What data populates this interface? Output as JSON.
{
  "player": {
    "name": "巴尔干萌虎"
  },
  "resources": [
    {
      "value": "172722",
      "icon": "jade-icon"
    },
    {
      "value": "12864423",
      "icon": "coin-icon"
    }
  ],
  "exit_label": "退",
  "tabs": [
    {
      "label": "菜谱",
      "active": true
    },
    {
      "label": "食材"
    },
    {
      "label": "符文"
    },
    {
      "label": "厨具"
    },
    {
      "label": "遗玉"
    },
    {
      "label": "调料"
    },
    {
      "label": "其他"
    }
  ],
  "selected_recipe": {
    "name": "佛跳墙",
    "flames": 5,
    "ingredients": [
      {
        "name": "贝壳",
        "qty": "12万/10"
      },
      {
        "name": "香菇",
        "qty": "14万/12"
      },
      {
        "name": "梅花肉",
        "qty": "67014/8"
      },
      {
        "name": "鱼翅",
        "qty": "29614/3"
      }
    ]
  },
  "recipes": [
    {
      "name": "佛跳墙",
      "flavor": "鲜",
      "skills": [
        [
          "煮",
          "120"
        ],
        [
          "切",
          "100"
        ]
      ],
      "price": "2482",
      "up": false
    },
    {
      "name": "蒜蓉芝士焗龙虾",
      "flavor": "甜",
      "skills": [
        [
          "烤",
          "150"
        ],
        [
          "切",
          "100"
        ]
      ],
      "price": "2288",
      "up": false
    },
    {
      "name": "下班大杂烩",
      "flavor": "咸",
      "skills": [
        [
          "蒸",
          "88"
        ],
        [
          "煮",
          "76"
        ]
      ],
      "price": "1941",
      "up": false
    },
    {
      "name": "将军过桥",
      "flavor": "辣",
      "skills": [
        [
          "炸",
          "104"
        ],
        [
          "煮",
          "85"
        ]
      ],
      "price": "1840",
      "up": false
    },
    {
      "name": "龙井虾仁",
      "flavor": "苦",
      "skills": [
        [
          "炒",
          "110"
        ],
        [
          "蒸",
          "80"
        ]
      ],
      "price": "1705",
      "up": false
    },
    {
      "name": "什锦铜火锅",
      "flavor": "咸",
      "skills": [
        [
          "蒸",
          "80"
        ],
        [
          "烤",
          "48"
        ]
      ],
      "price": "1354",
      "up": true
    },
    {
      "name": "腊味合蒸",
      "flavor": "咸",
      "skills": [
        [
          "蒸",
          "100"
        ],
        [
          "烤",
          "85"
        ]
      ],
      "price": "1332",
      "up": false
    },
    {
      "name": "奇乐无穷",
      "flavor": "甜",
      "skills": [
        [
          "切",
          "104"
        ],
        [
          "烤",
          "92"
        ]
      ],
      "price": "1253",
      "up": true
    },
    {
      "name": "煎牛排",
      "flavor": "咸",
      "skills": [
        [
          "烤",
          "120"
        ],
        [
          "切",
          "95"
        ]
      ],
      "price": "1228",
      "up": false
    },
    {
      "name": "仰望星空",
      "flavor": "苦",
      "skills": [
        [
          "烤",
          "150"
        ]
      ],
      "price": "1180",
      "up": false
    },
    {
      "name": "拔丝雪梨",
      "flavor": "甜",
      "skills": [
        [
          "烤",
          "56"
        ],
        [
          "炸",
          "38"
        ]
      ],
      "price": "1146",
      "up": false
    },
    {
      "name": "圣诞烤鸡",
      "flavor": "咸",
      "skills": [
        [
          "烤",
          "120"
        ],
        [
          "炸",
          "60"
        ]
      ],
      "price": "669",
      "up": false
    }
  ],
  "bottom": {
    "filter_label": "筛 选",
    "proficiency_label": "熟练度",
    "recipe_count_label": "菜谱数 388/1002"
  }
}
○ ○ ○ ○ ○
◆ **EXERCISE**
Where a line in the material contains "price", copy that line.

◆ **EXERCISE OUTPUT**
      "price": "2482",
      "price": "2288",
      "price": "1941",
      "price": "1840",
      "price": "1705",
      "price": "1354",
      "price": "1332",
      "price": "1253",
      "price": "1228",
      "price": "1180",
      "price": "1146",
      "price": "669",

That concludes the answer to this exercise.